With winter just around the corner, now is the time to up the cosy factor at home, ready for the shorter days and colder nights. 2020 is a year none of us is likely to ever forget, but it’s also been the year for home comforts.
Our homes provide a sanctuary during challenging times and with national lockdowns continuing, it’s more important than ever to ensure the home is comfortable, inviting and cosy to boost wellbeing this winter.
Coordinating your interiors to complement the changing seasons is about simple yet clever design touches to provide the ideal setting to hunker down and hibernate whilst also embracing the colder weather.
In Norway, we’ve perfected the art of being cosy in winter. For us, winter is not a time to be endured, but something we embrace and make the most of – this is what we call cosyology. We spend a lot of time in our homes during winter and they provide the perfect place to relax, unwind and disconnect, which is so important given the year we are experiencing.
Cold weather and fewer daylight hours give us an excuse to spend evenings with a mug of hot chocolate and a cosy blanket. Similarly, lighting the fire and watching the flames is a very meditative process that is thoroughly enjoyable.
View this post on Instagram
Switching up your home interiors for winter is about making it as cosy, comforting and warm as possible, which is just what we all need at this time of year.
Much like we switch our wardrobes from summer to winter clothing, it’s time to bring out those thick and cosy throws and blankets and put them on your sofa for evening cosiness – you could also combine a stylish bedspread with your bedding ready for the cold nights.

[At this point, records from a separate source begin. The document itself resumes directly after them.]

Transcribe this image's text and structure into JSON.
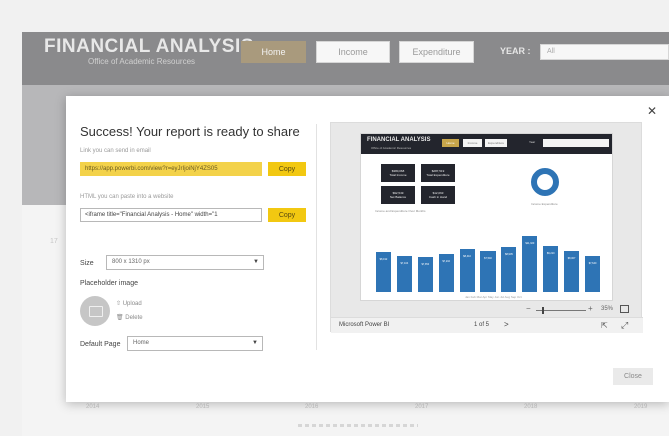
{
  "header": {
    "title": "FINANCIAL ANALYSIS",
    "subtitle": "Office of Academic Resources",
    "tabs": [
      "Home",
      "Income",
      "Expenditure"
    ],
    "year_label": "YEAR :",
    "year_value": "All"
  },
  "background": {
    "ticks": [
      "2014",
      "2015",
      "2016",
      "2017",
      "2018",
      "2019"
    ],
    "axis_label": "17"
  },
  "modal": {
    "title": "Success! Your report is ready to share",
    "link_hint": "Link you can send in email",
    "link_value": "https://app.powerbi.com/view?r=eyJrIjoiNjY4ZS05",
    "copy_label": "Copy",
    "embed_hint": "HTML you can paste into a website",
    "embed_value": "<iframe title=\"Financial Analysis - Home\" width=\"1",
    "size_label": "Size",
    "size_value": "800 x 1310 px",
    "placeholder_label": "Placeholder image",
    "upload_label": "Upload",
    "delete_label": "Delete",
    "default_page_label": "Default Page",
    "default_page_value": "Home",
    "close_label": "Close",
    "close_icon": "close-x"
  },
  "preview": {
    "report_title": "FINANCIAL ANALYSIS",
    "report_subtitle": "Office of Academic Resources",
    "tabs": [
      "Home",
      "Income",
      "Expenditure"
    ],
    "year_label": "Year",
    "kpis": [
      {
        "value": "$380,068",
        "label": "Total Income"
      },
      {
        "value": "$287,519",
        "label": "Total Expenditure"
      },
      {
        "value": "$92,549",
        "label": "Net Balance"
      },
      {
        "value": "$12,063",
        "label": "Cash in Hand"
      }
    ],
    "donut_legend": "Income  Expenditure",
    "line_note": "Income and Expenditure Over Months",
    "axis_note": "Jan  Feb  Mar  Apr  May  Jun  Jul  Aug  Sep  Oct",
    "bars": [
      {
        "label": "$8,192",
        "value": 0.55
      },
      {
        "label": "$7,104",
        "value": 0.5
      },
      {
        "label": "$7,350",
        "value": 0.48
      },
      {
        "label": "$7,210",
        "value": 0.53
      },
      {
        "label": "$8,410",
        "value": 0.6
      },
      {
        "label": "$7,540",
        "value": 0.57
      },
      {
        "label": "$8,905",
        "value": 0.63
      },
      {
        "label": "$11,320",
        "value": 0.78
      },
      {
        "label": "$9,210",
        "value": 0.64
      },
      {
        "label": "$8,007",
        "value": 0.57
      },
      {
        "label": "$7,640",
        "value": 0.5
      }
    ],
    "zoom_pct": "35%",
    "brand": "Microsoft Power BI",
    "page_indicator": "1 of 5",
    "next_glyph": ">",
    "colors": {
      "accent": "#2e74b5",
      "dark": "#23252d",
      "gold": "#c8a64b"
    }
  }
}
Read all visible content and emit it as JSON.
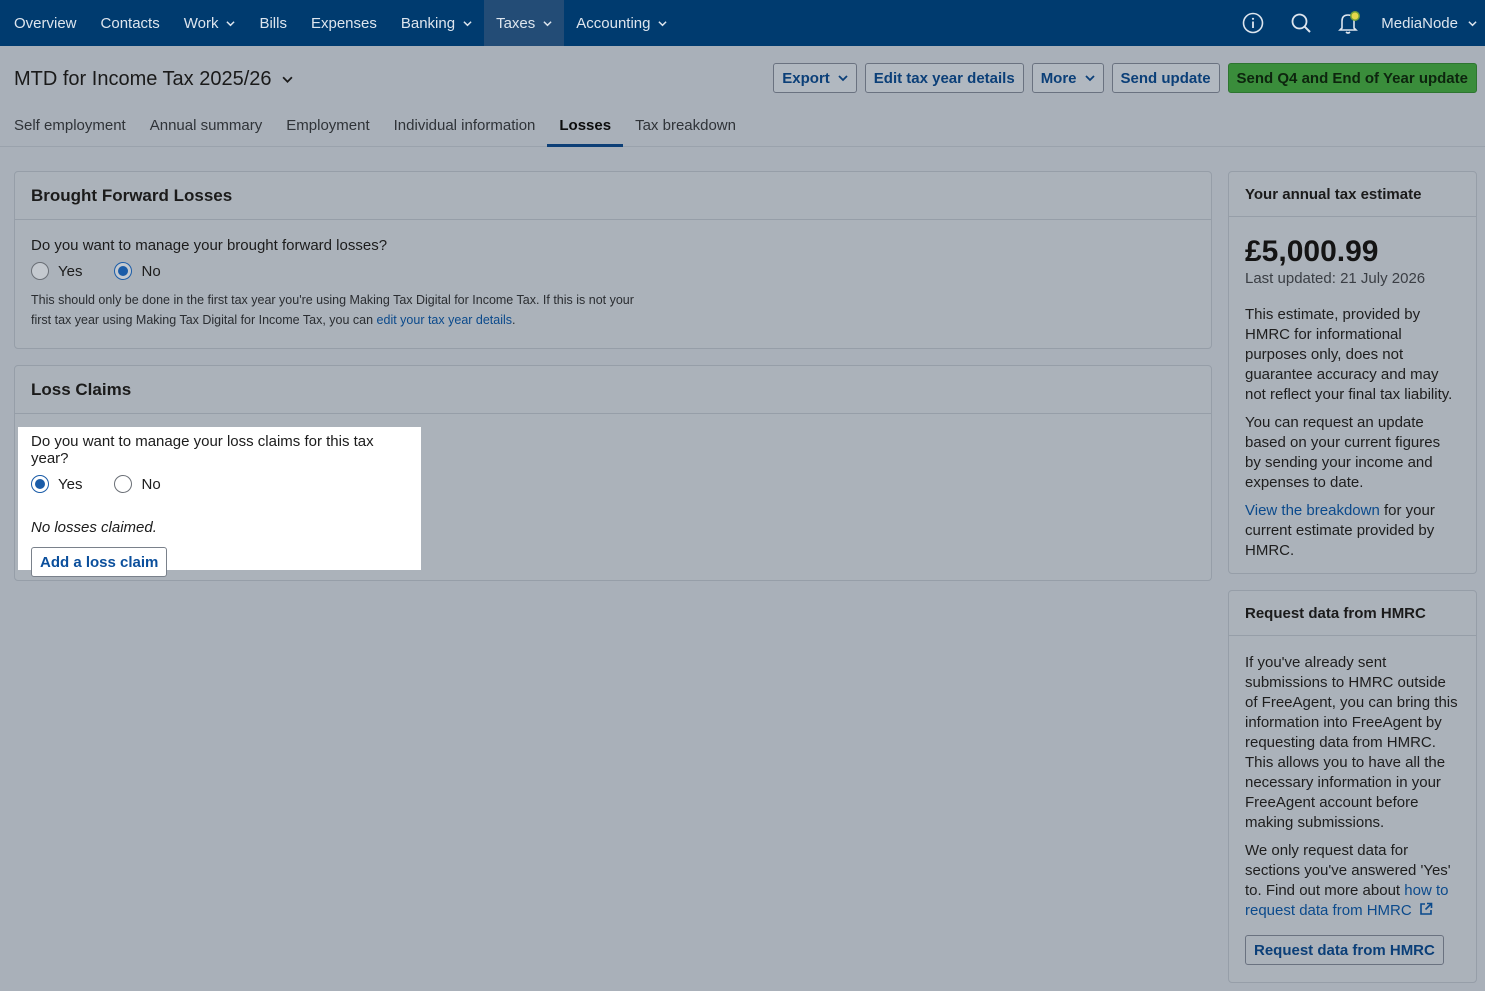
{
  "nav": {
    "items": [
      {
        "label": "Overview",
        "dropdown": false
      },
      {
        "label": "Contacts",
        "dropdown": false
      },
      {
        "label": "Work",
        "dropdown": true
      },
      {
        "label": "Bills",
        "dropdown": false
      },
      {
        "label": "Expenses",
        "dropdown": false
      },
      {
        "label": "Banking",
        "dropdown": true
      },
      {
        "label": "Taxes",
        "dropdown": true,
        "active": true
      },
      {
        "label": "Accounting",
        "dropdown": true
      }
    ],
    "account": "MediaNode"
  },
  "header": {
    "title": "MTD for Income Tax 2025/26",
    "export": "Export",
    "edit": "Edit tax year details",
    "more": "More",
    "send": "Send update",
    "send_final": "Send Q4 and End of Year update"
  },
  "tabs": [
    {
      "label": "Self employment"
    },
    {
      "label": "Annual summary"
    },
    {
      "label": "Employment"
    },
    {
      "label": "Individual information"
    },
    {
      "label": "Losses",
      "active": true
    },
    {
      "label": "Tax breakdown"
    }
  ],
  "brought_forward": {
    "title": "Brought Forward Losses",
    "question": "Do you want to manage your brought forward losses?",
    "yes": "Yes",
    "no": "No",
    "selected": "No",
    "help_text": "This should only be done in the first tax year you're using Making Tax Digital for Income Tax. If this is not your first tax year using Making Tax Digital for Income Tax, you can",
    "help_link": "edit your tax year details",
    "help_end": "."
  },
  "loss_claims": {
    "title": "Loss Claims",
    "question": "Do you want to manage your loss claims for this tax year?",
    "yes": "Yes",
    "no": "No",
    "selected": "Yes",
    "empty": "No losses claimed.",
    "add_button": "Add a loss claim"
  },
  "estimate": {
    "title": "Your annual tax estimate",
    "amount": "£5,000.99",
    "updated": "Last updated: 21 July 2026",
    "p1": "This estimate, provided by HMRC for informational purposes only, does not guarantee accuracy and may not reflect your final tax liability.",
    "p2": "You can request an update based on your current figures by sending your income and expenses to date.",
    "p3_link": "View the breakdown",
    "p3_rest": " for your current estimate provided by HMRC."
  },
  "request": {
    "title": "Request data from HMRC",
    "p1": "If you've already sent submissions to HMRC outside of FreeAgent, you can bring this information into FreeAgent by requesting data from HMRC. This allows you to have all the necessary information in your FreeAgent account before making submissions.",
    "p2": "We only request data for sections you've answered 'Yes' to. Find out more about ",
    "p2_link": "how to request data from HMRC",
    "button": "Request data from HMRC"
  },
  "colors": {
    "nav_bg": "#003b6f",
    "primary_green": "#3a8d3b",
    "link": "#0b4a8c",
    "radio_selected": "#1a5ca8"
  }
}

Add more cushions to your sofa and consider adding long pile, richly patterned rugs to replace thinner summer rugs. Or you can even layer your rugs for an eye-catching look. Bouclé is on-trend and provides a good balance of cosy and textured for a stylish Scandi look.

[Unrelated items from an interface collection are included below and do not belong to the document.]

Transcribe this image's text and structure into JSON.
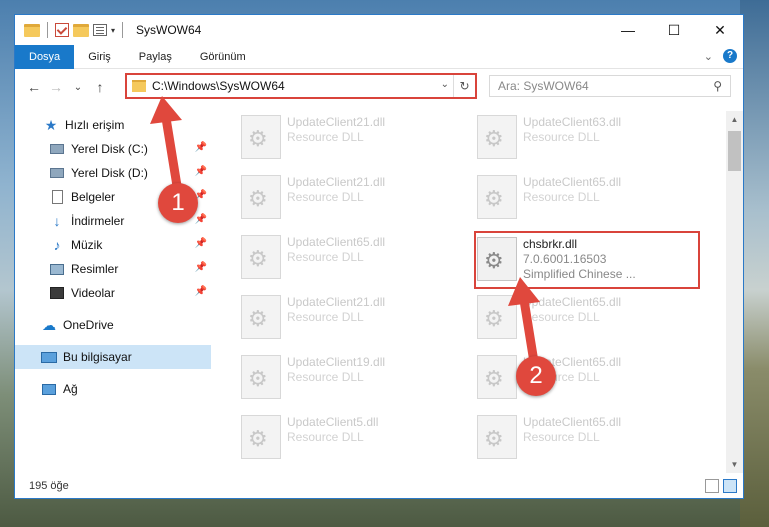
{
  "window": {
    "title": "SysWOW64",
    "controls": {
      "minimize": "—",
      "maximize": "☐",
      "close": "✕"
    }
  },
  "ribbon": {
    "tabs": [
      "Dosya",
      "Giriş",
      "Paylaş",
      "Görünüm"
    ],
    "active_tab": "Dosya",
    "accent_color": "#1979ca"
  },
  "nav": {
    "address": "C:\\Windows\\SysWOW64",
    "search_placeholder": "Ara: SysWOW64",
    "back": "←",
    "forward": "→",
    "recent": "⌄",
    "up": "↑",
    "refresh": "↻",
    "dropdown": "⌄",
    "search_icon": "⚲"
  },
  "sidebar": {
    "items": [
      {
        "label": "Hızlı erişim",
        "icon": "star-icon",
        "pinned": false
      },
      {
        "label": "Yerel Disk (C:)",
        "icon": "drive-icon",
        "pinned": true
      },
      {
        "label": "Yerel Disk (D:)",
        "icon": "drive-icon",
        "pinned": true
      },
      {
        "label": "Belgeler",
        "icon": "documents-icon",
        "pinned": true
      },
      {
        "label": "İndirmeler",
        "icon": "download-icon",
        "pinned": true
      },
      {
        "label": "Müzik",
        "icon": "music-icon",
        "pinned": true
      },
      {
        "label": "Resimler",
        "icon": "pictures-icon",
        "pinned": true
      },
      {
        "label": "Videolar",
        "icon": "videos-icon",
        "pinned": true
      },
      {
        "label": "OneDrive",
        "icon": "cloud-icon",
        "pinned": false
      },
      {
        "label": "Bu bilgisayar",
        "icon": "computer-icon",
        "pinned": false,
        "selected": true
      },
      {
        "label": "Ağ",
        "icon": "network-icon",
        "pinned": false
      }
    ]
  },
  "files": [
    {
      "name": "UpdateClient21.dll",
      "desc": "Resource DLL"
    },
    {
      "name": "UpdateClient63.dll",
      "desc": "Resource DLL"
    },
    {
      "name": "UpdateClient21.dll",
      "desc": "Resource DLL"
    },
    {
      "name": "UpdateClient65.dll",
      "desc": "Resource DLL"
    },
    {
      "name": "UpdateClient65.dll",
      "desc": "Resource DLL"
    },
    {
      "name": "chsbrkr.dll",
      "version": "7.0.6001.16503",
      "desc": "Simplified Chinese ...",
      "highlighted": true
    },
    {
      "name": "UpdateClient21.dll",
      "desc": "Resource DLL"
    },
    {
      "name": "UpdateClient65.dll",
      "desc": "Resource DLL"
    },
    {
      "name": "UpdateClient19.dll",
      "desc": "Resource DLL"
    },
    {
      "name": "UpdateClient65.dll",
      "desc": "Resource DLL"
    },
    {
      "name": "UpdateClient5.dll",
      "desc": "Resource DLL"
    },
    {
      "name": "UpdateClient65.dll",
      "desc": "Resource DLL"
    }
  ],
  "status": {
    "count": "195 öğe"
  },
  "annotations": {
    "step1": "1",
    "step2": "2",
    "color": "#e0483d"
  }
}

Curtains are another way to add more colour and warmth to a room, especially if you have a patio or bi-fold doors, which can let in the cold winter air. If you have thinner curtains in summer, such as nets or linen, you could add another layer of curtains for winter. Rich velvet curtains in block colours such as deep red or midnight blue add a luxurious touch.

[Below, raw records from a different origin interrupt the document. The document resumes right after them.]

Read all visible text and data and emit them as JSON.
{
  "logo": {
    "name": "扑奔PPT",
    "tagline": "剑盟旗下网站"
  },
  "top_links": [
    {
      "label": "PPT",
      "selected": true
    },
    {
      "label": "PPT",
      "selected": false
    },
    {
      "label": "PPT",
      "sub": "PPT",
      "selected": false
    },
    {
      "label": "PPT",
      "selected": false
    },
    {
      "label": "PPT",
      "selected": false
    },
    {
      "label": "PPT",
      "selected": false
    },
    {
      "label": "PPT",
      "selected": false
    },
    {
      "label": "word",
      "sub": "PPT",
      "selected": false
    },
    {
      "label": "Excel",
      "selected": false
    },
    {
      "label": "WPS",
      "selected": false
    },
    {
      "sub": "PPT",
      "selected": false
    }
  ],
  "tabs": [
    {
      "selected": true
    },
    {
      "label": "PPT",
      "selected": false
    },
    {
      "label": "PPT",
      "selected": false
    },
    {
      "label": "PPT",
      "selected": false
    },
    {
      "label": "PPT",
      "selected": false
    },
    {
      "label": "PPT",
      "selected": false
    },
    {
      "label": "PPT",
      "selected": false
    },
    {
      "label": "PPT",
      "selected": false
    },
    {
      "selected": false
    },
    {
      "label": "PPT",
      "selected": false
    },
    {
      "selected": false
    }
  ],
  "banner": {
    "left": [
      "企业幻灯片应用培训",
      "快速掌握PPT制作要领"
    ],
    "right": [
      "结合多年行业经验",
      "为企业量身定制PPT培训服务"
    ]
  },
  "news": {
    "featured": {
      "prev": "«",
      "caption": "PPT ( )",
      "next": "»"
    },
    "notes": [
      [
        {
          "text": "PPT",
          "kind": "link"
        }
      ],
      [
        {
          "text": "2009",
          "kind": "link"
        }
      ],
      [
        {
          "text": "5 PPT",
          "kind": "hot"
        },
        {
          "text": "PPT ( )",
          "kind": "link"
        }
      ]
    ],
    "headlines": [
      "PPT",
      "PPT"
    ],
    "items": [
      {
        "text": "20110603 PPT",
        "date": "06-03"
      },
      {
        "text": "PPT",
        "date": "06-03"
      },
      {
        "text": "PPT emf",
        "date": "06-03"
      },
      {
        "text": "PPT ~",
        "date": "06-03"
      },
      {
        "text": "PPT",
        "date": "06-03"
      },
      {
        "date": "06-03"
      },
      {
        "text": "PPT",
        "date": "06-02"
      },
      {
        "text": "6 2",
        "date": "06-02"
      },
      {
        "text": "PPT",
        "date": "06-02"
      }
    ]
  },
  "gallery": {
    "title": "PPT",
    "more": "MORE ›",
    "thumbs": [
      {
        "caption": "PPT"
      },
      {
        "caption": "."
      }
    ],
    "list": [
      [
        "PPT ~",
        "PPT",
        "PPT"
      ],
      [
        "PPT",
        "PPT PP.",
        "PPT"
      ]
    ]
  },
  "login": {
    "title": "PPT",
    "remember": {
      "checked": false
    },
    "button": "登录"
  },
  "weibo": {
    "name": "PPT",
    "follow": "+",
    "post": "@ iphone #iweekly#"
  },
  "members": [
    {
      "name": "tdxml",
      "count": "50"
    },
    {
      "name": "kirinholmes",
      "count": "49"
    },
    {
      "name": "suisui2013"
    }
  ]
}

Being ‘at one with nature’ is a popular summer interiors trend but can easily continue into the colder seasons. There is a powerful relationship between interior design and nature, driven here in Scandinavia, by the many Nordic forests and abundance of outdoor space.
Bring the outdoors in by adding nature’s own materials and fabrics into your home – think rattan, wicker, wood, cotton, leather and stone. Warming autumnal tones such as rust, ochre and terracotta will enhance the warming atmosphere and can be added through accessories such as vases, ceramics and crockery.
Greenery & plants
Dried flowers are a hot trend – not only do these last a long time but they also offer a range of textures, warming colours and even fragrance to a room. Adding dried pampas grass or poppies to a tall vase is a stylish winter touch, or try wooden bowls of potpourri, which can be changed throughout the season.
Displaying houseplants is one of the easiest ways to introduce nature into the home. Plants also give a home an inexpensive yet instant uplift. Group plants together in height order or add hanging plants and ivy to doorframes or curtain rails for a unique look or simply add cacti and smaller plants to shelving.
View this post on Instagram
Candles & scents
Scandinavians use a lot of candles during winter and have perfected the art of the inviting glow in the home. Candles sit on the windowsills, adorn the table and festoon the living room. Group candles in different heights and shapes for a textured, stylish look. Using a warming scent in the evenings adds to the relaxing atmosphere. Nutmeg, cinnamon and winter berries work well as diffusers or scented candles through the colder months.
Nothing beats the glow of a real fire, so if you have a fireplace be sure to make use of it during winter, but ambient, soft lighting can create a cosy, warming atmosphere too.
Table and floor lamps create soft pools of light and it’s worth adding a few more to darker rooms to make them even cosier. Overhead lights can feel too bright in the evenings when you’re winding down, so consider using rows of fairy lights and draping these around window, door or mirror frames for added cosiness.
Balance & lagom
Lagom , the Swedish art of balance, is an important aspect for the Scandi-style cosy home. When it comes to design and interiors, nothing should be too fussy or over the top. Keep in mind that less is more in Scandi design; you want the interiors to be cosy but uncluttered, so choose pared-back and sleek furniture, layered up with cosy cushions and throws.
Interiors are important but bring lagom and balance to other aspects of your life too. Make sure you are getting daily exercise and taking regular breaks from work, screens and technology to give your mind and body a break. Get out into nature whenever possible, particularly during sunny days for much-needed Vitamin D. Take time for yourself and be kind to yourself, whether that’s cooking a nutritious meal or enjoying an evening bath. Small steps can make a big impact on your happiness and wellbeing, so find ways to keep positive and do what works best for you.